Component data from apps and pages:
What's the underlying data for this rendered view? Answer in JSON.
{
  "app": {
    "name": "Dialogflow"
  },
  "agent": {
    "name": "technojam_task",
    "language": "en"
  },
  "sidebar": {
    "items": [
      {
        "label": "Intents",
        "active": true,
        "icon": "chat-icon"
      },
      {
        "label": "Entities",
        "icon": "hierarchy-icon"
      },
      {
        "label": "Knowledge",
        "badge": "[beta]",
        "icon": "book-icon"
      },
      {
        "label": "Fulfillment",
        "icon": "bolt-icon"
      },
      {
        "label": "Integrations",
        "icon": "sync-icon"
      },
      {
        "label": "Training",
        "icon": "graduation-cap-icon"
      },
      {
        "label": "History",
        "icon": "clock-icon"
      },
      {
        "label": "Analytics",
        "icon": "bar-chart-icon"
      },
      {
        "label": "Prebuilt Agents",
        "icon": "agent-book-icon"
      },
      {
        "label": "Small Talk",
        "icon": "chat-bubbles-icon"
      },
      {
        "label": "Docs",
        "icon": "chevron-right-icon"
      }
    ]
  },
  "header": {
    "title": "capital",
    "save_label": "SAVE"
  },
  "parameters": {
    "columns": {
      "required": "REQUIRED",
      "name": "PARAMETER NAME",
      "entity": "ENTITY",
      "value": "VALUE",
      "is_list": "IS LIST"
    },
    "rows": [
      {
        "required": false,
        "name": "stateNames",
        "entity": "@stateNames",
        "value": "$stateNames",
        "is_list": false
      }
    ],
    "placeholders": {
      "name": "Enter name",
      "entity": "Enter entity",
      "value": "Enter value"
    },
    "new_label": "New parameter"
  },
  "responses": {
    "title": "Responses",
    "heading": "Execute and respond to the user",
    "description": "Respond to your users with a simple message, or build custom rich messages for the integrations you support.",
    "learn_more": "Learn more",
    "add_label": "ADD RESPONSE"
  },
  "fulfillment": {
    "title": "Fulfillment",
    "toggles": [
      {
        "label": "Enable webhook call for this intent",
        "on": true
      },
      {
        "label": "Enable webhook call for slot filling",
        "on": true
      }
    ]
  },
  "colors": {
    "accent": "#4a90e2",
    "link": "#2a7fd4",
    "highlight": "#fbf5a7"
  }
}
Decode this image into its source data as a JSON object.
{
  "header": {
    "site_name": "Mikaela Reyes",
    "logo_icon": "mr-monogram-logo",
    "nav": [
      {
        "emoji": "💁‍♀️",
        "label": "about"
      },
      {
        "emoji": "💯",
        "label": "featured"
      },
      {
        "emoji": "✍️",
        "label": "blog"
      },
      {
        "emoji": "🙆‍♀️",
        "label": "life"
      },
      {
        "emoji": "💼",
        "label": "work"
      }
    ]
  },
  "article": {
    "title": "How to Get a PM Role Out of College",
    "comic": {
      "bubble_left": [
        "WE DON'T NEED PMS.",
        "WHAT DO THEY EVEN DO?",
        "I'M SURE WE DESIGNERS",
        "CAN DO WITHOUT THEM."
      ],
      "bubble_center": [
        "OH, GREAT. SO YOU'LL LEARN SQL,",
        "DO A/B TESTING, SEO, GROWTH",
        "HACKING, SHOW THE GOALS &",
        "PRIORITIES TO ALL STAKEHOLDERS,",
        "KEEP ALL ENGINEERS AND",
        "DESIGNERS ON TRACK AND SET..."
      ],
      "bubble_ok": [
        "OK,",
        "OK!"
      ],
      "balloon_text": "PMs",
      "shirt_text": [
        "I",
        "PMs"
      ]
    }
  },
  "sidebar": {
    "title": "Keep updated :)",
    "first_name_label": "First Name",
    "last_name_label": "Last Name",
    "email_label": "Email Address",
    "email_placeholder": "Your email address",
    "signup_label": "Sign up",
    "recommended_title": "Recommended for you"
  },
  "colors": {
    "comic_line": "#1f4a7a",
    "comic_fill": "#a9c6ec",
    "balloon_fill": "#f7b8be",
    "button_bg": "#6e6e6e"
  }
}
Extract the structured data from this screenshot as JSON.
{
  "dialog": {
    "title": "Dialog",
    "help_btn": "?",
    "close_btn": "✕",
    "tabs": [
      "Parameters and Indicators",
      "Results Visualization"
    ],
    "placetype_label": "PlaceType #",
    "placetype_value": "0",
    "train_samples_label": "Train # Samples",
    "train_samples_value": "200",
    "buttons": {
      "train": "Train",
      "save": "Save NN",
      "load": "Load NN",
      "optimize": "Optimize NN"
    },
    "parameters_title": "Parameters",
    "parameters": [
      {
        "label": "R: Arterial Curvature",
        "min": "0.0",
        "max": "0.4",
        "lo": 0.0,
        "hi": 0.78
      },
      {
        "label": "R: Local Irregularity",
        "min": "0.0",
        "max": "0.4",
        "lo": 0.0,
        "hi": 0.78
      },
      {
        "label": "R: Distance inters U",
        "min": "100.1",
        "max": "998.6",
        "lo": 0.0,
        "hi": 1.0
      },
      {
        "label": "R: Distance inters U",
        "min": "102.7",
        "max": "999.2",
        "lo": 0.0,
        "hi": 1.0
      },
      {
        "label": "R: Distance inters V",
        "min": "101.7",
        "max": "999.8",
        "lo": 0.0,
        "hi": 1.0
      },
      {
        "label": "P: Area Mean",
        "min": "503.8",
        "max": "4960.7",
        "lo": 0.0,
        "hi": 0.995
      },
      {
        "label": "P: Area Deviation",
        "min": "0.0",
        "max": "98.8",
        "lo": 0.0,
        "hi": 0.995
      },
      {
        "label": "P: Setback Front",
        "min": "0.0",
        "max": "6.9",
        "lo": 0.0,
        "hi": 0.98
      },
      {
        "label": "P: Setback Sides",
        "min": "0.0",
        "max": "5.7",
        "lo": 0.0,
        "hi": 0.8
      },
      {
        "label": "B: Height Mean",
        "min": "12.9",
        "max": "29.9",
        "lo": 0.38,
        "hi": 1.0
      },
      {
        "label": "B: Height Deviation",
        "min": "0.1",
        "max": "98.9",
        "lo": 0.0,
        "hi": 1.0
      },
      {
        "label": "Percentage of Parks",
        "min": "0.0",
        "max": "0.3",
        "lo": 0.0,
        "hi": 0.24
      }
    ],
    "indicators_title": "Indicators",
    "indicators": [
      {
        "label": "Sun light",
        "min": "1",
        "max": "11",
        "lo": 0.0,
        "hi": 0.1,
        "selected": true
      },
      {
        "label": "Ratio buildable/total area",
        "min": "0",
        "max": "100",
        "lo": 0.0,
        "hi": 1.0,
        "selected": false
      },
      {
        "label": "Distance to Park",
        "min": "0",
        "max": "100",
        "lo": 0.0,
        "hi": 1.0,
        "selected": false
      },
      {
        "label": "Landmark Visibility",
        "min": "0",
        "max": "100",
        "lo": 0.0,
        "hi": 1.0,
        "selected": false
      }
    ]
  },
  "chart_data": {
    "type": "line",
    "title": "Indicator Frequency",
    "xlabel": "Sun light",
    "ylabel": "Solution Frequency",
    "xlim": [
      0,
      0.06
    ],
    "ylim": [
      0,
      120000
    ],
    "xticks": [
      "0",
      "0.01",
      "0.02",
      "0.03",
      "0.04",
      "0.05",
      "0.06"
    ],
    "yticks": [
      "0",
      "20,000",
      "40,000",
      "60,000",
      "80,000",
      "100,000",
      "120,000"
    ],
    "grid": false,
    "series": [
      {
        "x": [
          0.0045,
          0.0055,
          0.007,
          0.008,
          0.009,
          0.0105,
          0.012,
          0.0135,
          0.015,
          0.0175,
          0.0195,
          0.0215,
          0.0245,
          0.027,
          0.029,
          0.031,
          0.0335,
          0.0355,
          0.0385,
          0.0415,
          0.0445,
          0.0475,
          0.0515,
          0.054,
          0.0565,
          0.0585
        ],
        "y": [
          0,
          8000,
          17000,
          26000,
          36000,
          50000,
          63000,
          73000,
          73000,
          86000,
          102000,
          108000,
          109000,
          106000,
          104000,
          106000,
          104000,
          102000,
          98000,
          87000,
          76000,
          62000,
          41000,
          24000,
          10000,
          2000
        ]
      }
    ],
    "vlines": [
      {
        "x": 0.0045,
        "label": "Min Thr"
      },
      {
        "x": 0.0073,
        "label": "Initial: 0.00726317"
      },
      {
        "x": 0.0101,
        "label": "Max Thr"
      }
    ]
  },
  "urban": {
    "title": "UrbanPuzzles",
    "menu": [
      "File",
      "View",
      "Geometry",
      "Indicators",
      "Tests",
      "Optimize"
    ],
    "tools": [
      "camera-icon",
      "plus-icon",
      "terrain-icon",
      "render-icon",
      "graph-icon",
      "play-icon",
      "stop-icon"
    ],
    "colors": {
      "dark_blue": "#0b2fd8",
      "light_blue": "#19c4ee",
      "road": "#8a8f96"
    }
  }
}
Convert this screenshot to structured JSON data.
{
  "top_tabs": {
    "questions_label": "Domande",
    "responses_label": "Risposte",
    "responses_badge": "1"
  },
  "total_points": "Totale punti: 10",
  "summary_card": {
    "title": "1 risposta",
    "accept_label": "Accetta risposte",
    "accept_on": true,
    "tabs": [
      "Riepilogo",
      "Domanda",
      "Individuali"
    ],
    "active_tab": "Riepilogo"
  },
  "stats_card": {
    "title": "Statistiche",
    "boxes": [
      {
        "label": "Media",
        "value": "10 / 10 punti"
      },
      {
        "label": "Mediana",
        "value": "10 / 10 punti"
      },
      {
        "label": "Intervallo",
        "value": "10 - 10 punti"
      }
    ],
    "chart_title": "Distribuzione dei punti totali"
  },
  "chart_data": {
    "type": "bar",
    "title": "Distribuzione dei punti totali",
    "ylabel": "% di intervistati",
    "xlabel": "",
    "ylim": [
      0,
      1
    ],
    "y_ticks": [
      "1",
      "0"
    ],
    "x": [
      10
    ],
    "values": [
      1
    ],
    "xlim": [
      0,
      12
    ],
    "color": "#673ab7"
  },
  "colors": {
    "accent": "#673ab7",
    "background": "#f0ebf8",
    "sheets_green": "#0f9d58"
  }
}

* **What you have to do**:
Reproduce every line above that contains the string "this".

* **Written answer**:
What's the underlying data for this rendered view? Answer in JSON.
        "label": "Enable webhook call for this intent",
Decode this image into its source data as a JSON object.
Extract the structured data from this screenshot as JSON.
Convert this screenshot to structured JSON data.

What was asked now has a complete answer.